The Captain of the Port for North Carolina set Port Condition X-ray for the Ports of Wilmington and Morehead City as of Tuesday at 4 a.m., due to predicted sustained tropical storm force winds generated by Hurricane Dorian that may arrive within the next 48 hours.

All ocean-going commercial vessels and barges greater than 500 gross tons should make plans for departing North Carolina ports. Vessels desiring to remain in port were required to submit a mooring plan to the Captain of the Port for approval as of Tuesday at 4 a.m.

Owners of pleasure craft are advised to closely monitor weather reports and seek safe harbor well before storm conditions arrive. Drawbridges may not be operating if sustained winds reach 25 mph or when an evacuation is in progress.

If port conditions are elevated as tropical storm force winds approach, vessel movements will be restricted, and all movements must be approved by the COTP. Mariners can view the latest port updates on the Coast Guard's Homeport site.

Stay off the water. The Coast Guard's search and rescue capabilities degrade as storm conditions strengthen. Boaters should heed weather watches, warnings, and small craft advisories.

Be prepared. Owners of large boats are urged to move their vessels to inland marinas. Trailerable boats should be pulled from the water and stored in a place that is not prone to flooding. Those leaving boats in the water are reminded to remove EPIRBs and secure life rings, life jackets, and small boats. These items can break free and may require valuable search and rescue resources be diverted to ensure people are not in distress.
Stay informed. The public should monitor the progress and strength of the storm through local television, radio, and the Internet.
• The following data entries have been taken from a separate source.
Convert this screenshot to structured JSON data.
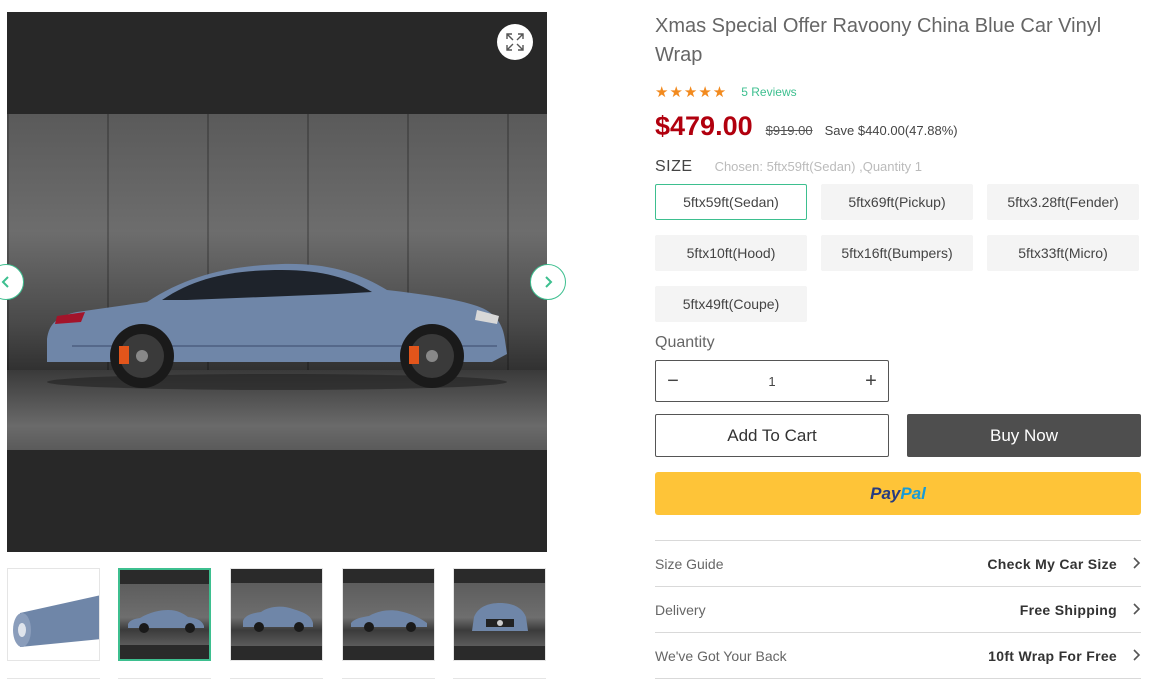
{
  "product": {
    "title": "Xmas Special Offer Ravoony China Blue Car Vinyl Wrap",
    "stars": "★★★★★",
    "rating": 5,
    "reviews_label": "5 Reviews",
    "price": "$479.00",
    "compare_price": "$919.00",
    "save_text": "Save $440.00(47.88%)"
  },
  "size": {
    "label": "SIZE",
    "chosen_text": "Chosen: 5ftx59ft(Sedan) ,Quantity 1",
    "options": [
      "5ftx59ft(Sedan)",
      "5ftx69ft(Pickup)",
      "5ftx3.28ft(Fender)",
      "5ftx10ft(Hood)",
      "5ftx16ft(Bumpers)",
      "5ftx33ft(Micro)",
      "5ftx49ft(Coupe)"
    ],
    "selected": "5ftx59ft(Sedan)"
  },
  "quantity": {
    "label": "Quantity",
    "minus": "−",
    "plus": "+",
    "value": "1"
  },
  "actions": {
    "add_to_cart": "Add To Cart",
    "buy_now": "Buy Now",
    "paypal_part1": "Pay",
    "paypal_part2": "Pal"
  },
  "info": [
    {
      "label": "Size Guide",
      "value": "Check My Car Size"
    },
    {
      "label": "Delivery",
      "value": "Free Shipping"
    },
    {
      "label": "We've Got Your Back",
      "value": "10ft Wrap For Free"
    }
  ],
  "gallery": {
    "thumbnail_count": 5,
    "active_thumbnail": 2
  },
  "colors": {
    "accent": "#3dbf8f",
    "price": "#b1000e",
    "star": "#f28a1e",
    "buy_button": "#4e4e4e",
    "paypal": "#fec438",
    "car_paint": "#6f86a8"
  }
}
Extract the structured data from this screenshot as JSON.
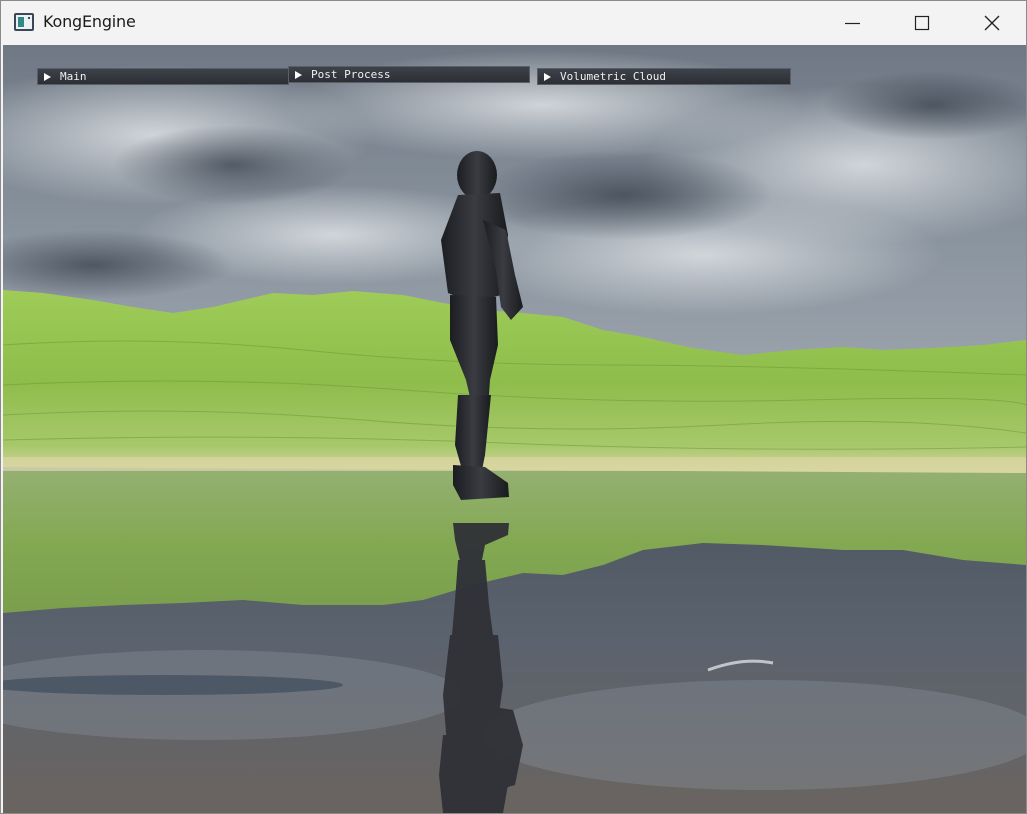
{
  "window": {
    "title": "KongEngine",
    "icon": "app-window-icon",
    "controls": {
      "minimize_icon": "minimize-icon",
      "maximize_icon": "maximize-icon",
      "close_icon": "close-icon"
    }
  },
  "panels": [
    {
      "label": "Main",
      "icon": "collapsed-arrow-icon",
      "expanded": false
    },
    {
      "label": "Post Process",
      "icon": "collapsed-arrow-icon",
      "expanded": false
    },
    {
      "label": "Volumetric Cloud",
      "icon": "collapsed-arrow-icon",
      "expanded": false
    }
  ],
  "colors": {
    "sky": "#7e8a97",
    "cloud": "#c9ced3",
    "terrain": "#8fbf4a",
    "water": "#4e5661",
    "character": "#26282c",
    "panel_bg": "#33363c",
    "panel_text": "#f0f0f0"
  }
}
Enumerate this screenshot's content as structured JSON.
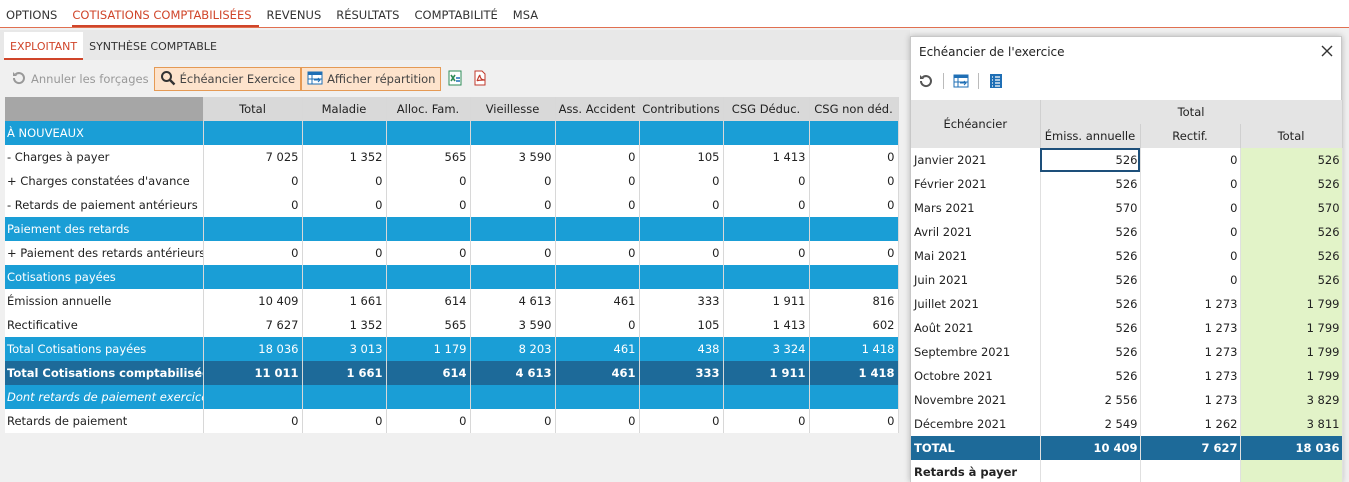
{
  "topnav": [
    "OPTIONS",
    "COTISATIONS COMPTABILISÉES",
    "REVENUS",
    "RÉSULTATS",
    "COMPTABILITÉ",
    "MSA"
  ],
  "subtabs": [
    "EXPLOITANT",
    "SYNTHÈSE COMPTABLE"
  ],
  "toolbar": {
    "undo_label": "Annuler les forçages",
    "echeancier_label": "Échéancier Exercice",
    "repartition_label": "Afficher répartition"
  },
  "table": {
    "headers": [
      "Total",
      "Maladie",
      "Alloc. Fam.",
      "Vieillesse",
      "Ass. Accident",
      "Contributions",
      "CSG Déduc.",
      "CSG non déd."
    ],
    "rows": [
      {
        "type": "section",
        "label": "À NOUVEAUX",
        "values": []
      },
      {
        "type": "data",
        "label": "- Charges à payer",
        "values": [
          "7 025",
          "1 352",
          "565",
          "3 590",
          "0",
          "105",
          "1 413",
          "0"
        ]
      },
      {
        "type": "data",
        "label": "+ Charges constatées d'avance",
        "values": [
          "0",
          "0",
          "0",
          "0",
          "0",
          "0",
          "0",
          "0"
        ]
      },
      {
        "type": "data",
        "label": "- Retards de paiement antérieurs",
        "values": [
          "0",
          "0",
          "0",
          "0",
          "0",
          "0",
          "0",
          "0"
        ]
      },
      {
        "type": "section",
        "label": "Paiement des retards",
        "values": []
      },
      {
        "type": "data",
        "label": "+ Paiement des retards antérieurs",
        "values": [
          "0",
          "0",
          "0",
          "0",
          "0",
          "0",
          "0",
          "0"
        ]
      },
      {
        "type": "section",
        "label": "Cotisations payées",
        "values": []
      },
      {
        "type": "data",
        "label": "Émission annuelle",
        "values": [
          "10 409",
          "1 661",
          "614",
          "4 613",
          "461",
          "333",
          "1 911",
          "816"
        ]
      },
      {
        "type": "data",
        "label": "Rectificative",
        "values": [
          "7 627",
          "1 352",
          "565",
          "3 590",
          "0",
          "105",
          "1 413",
          "602"
        ]
      },
      {
        "type": "total",
        "label": "Total Cotisations payées",
        "values": [
          "18 036",
          "3 013",
          "1 179",
          "8 203",
          "461",
          "438",
          "3 324",
          "1 418"
        ]
      },
      {
        "type": "grand",
        "label": "Total Cotisations comptabilisées",
        "values": [
          "11 011",
          "1 661",
          "614",
          "4 613",
          "461",
          "333",
          "1 911",
          "1 418"
        ]
      },
      {
        "type": "italic",
        "label": "Dont retards de paiement exercice",
        "values": []
      },
      {
        "type": "data",
        "label": "Retards de paiement",
        "values": [
          "0",
          "0",
          "0",
          "0",
          "0",
          "0",
          "0",
          "0"
        ]
      }
    ]
  },
  "panel": {
    "title": "Echéancier de l'exercice",
    "col_echeancier": "Échéancier",
    "col_group": "Total",
    "col_emiss": "Émiss. annuelle",
    "col_rectif": "Rectif.",
    "col_total": "Total",
    "rows": [
      {
        "label": "Janvier 2021",
        "emiss": "526",
        "rectif": "0",
        "total": "526"
      },
      {
        "label": "Février 2021",
        "emiss": "526",
        "rectif": "0",
        "total": "526"
      },
      {
        "label": "Mars 2021",
        "emiss": "570",
        "rectif": "0",
        "total": "570"
      },
      {
        "label": "Avril 2021",
        "emiss": "526",
        "rectif": "0",
        "total": "526"
      },
      {
        "label": "Mai 2021",
        "emiss": "526",
        "rectif": "0",
        "total": "526"
      },
      {
        "label": "Juin 2021",
        "emiss": "526",
        "rectif": "0",
        "total": "526"
      },
      {
        "label": "Juillet 2021",
        "emiss": "526",
        "rectif": "1 273",
        "total": "1 799"
      },
      {
        "label": "Août 2021",
        "emiss": "526",
        "rectif": "1 273",
        "total": "1 799"
      },
      {
        "label": "Septembre 2021",
        "emiss": "526",
        "rectif": "1 273",
        "total": "1 799"
      },
      {
        "label": "Octobre 2021",
        "emiss": "526",
        "rectif": "1 273",
        "total": "1 799"
      },
      {
        "label": "Novembre 2021",
        "emiss": "2 556",
        "rectif": "1 273",
        "total": "3 829"
      },
      {
        "label": "Décembre 2021",
        "emiss": "2 549",
        "rectif": "1 262",
        "total": "3 811"
      }
    ],
    "total_row": {
      "label": "TOTAL",
      "emiss": "10 409",
      "rectif": "7 627",
      "total": "18 036"
    },
    "last_row_label": "Retards à payer"
  }
}
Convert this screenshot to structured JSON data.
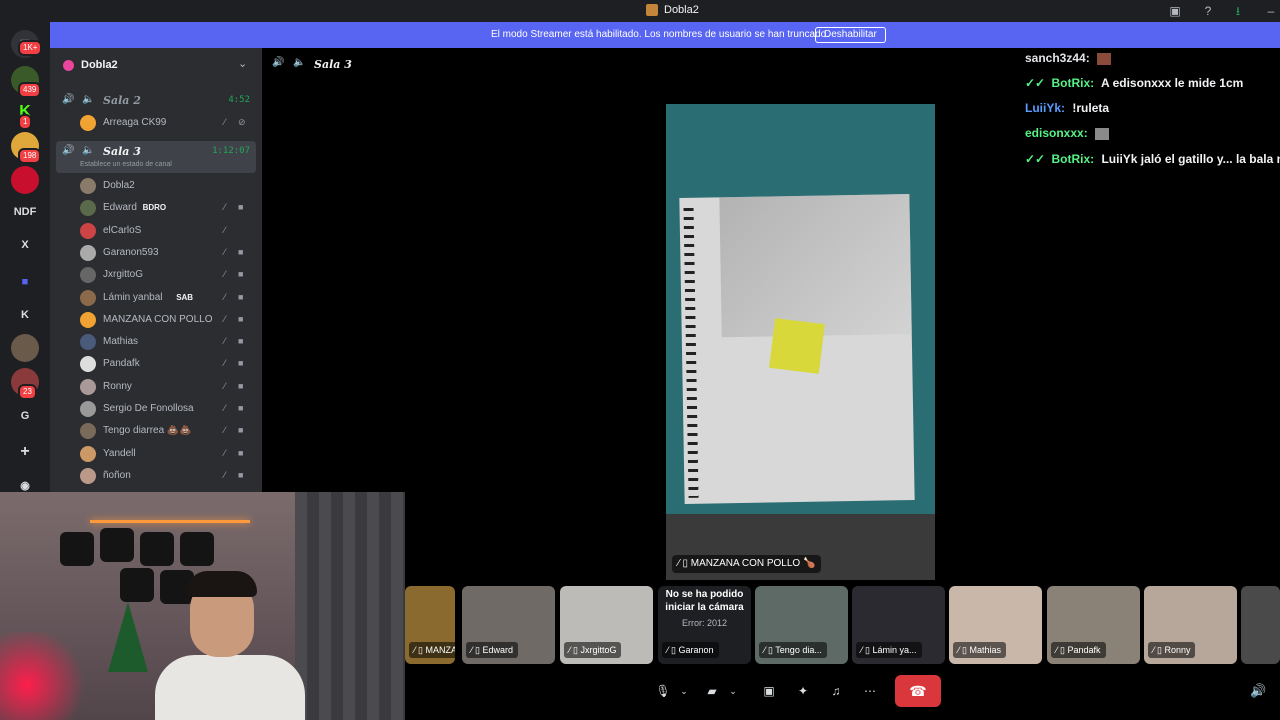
{
  "window": {
    "title": "Dobla2"
  },
  "banner": {
    "text": "El modo Streamer está habilitado. Los nombres de usuario se han truncado.",
    "button": "Deshabilitar"
  },
  "servers": [
    {
      "label": "",
      "badge": "1K+"
    },
    {
      "label": "",
      "badge": "439"
    },
    {
      "label": "K",
      "badge": "1"
    },
    {
      "label": "",
      "badge": "198"
    },
    {
      "label": "",
      "badge": ""
    },
    {
      "label": "NDF",
      "badge": ""
    },
    {
      "label": "X",
      "badge": ""
    },
    {
      "label": "",
      "badge": ""
    },
    {
      "label": "K",
      "badge": ""
    },
    {
      "label": "",
      "badge": ""
    },
    {
      "label": "",
      "badge": "23"
    },
    {
      "label": "G",
      "badge": ""
    },
    {
      "label": "+",
      "badge": ""
    }
  ],
  "guild": {
    "name": "Dobla2"
  },
  "voice_channels": [
    {
      "name": "Sala 2",
      "time": "4:52",
      "status": ""
    },
    {
      "name": "Sala 3",
      "time": "1:12:07",
      "status": "Establece un estado de canal"
    }
  ],
  "sala2_members": [
    {
      "name": "Arreaga CK99",
      "tag": ""
    }
  ],
  "sala3_members": [
    {
      "name": "Dobla2",
      "tag": ""
    },
    {
      "name": "Edward",
      "tag": "BDRO"
    },
    {
      "name": "elCarloS",
      "tag": ""
    },
    {
      "name": "Garanon593",
      "tag": ""
    },
    {
      "name": "JxrgittoG",
      "tag": ""
    },
    {
      "name": "Lámin yanbal",
      "tag": "SAB"
    },
    {
      "name": "MANZANA CON POLLO ...",
      "tag": ""
    },
    {
      "name": "Mathias",
      "tag": ""
    },
    {
      "name": "Pandafk",
      "tag": ""
    },
    {
      "name": "Ronny",
      "tag": ""
    },
    {
      "name": "Sergio De Fonollosa",
      "tag": ""
    },
    {
      "name": "Tengo diarrea 💩💩",
      "tag": ""
    },
    {
      "name": "Yandell",
      "tag": ""
    },
    {
      "name": "ñoñon",
      "tag": ""
    }
  ],
  "stage": {
    "name": "Sala 3"
  },
  "chat": [
    {
      "user": "sanch3z44:",
      "text": "",
      "color": "#e3e5e8",
      "prefix": ""
    },
    {
      "user": "BotRix:",
      "text": "A edisonxxx le mide 1cm",
      "color": "#57f287",
      "prefix": "✓✓"
    },
    {
      "user": "LuiiYk:",
      "text": "!ruleta",
      "color": "#5b9cff",
      "prefix": ""
    },
    {
      "user": "edisonxxx:",
      "text": "",
      "color": "#57f287",
      "prefix": ""
    },
    {
      "user": "BotRix:",
      "text": "LuiiYk jaló el gatillo y... la bala no",
      "color": "#57f287",
      "prefix": "✓✓"
    }
  ],
  "main_video": {
    "label": "MANZANA CON POLLO 🍗"
  },
  "tiles": [
    {
      "label": "MANZAN...",
      "error_title": "",
      "error_sub": "",
      "color": "#8a6a2f"
    },
    {
      "label": "Edward",
      "error_title": "",
      "error_sub": "",
      "color": "#6f6a66"
    },
    {
      "label": "JxrgittoG",
      "error_title": "",
      "error_sub": "",
      "color": "#bdbbb8"
    },
    {
      "label": "Garanon",
      "error_title": "No se ha podido iniciar la cámara",
      "error_sub": "Error: 2012",
      "color": "#1e1f22"
    },
    {
      "label": "Tengo dia...",
      "error_title": "",
      "error_sub": "",
      "color": "#5d6a66"
    },
    {
      "label": "Lámin ya...",
      "error_title": "",
      "error_sub": "",
      "color": "#2a2a30"
    },
    {
      "label": "Mathias",
      "error_title": "",
      "error_sub": "",
      "color": "#c9b8aa"
    },
    {
      "label": "Pandafk",
      "error_title": "",
      "error_sub": "",
      "color": "#8a8276"
    },
    {
      "label": "Ronny",
      "error_title": "",
      "error_sub": "",
      "color": "#b7a79a"
    },
    {
      "label": "",
      "error_title": "",
      "error_sub": "",
      "color": "#4a4a4a"
    }
  ]
}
Information can also be obtained on small craft advisories and warnings on VHF radio channel 16.

Don't rely on social media. People in distress should use 911 to request assistance whenever possible. Social media should not be used to report life-threatening distress due to limited resources to monitor the dozens of social media platforms during a hurricane or large-scale rescue event.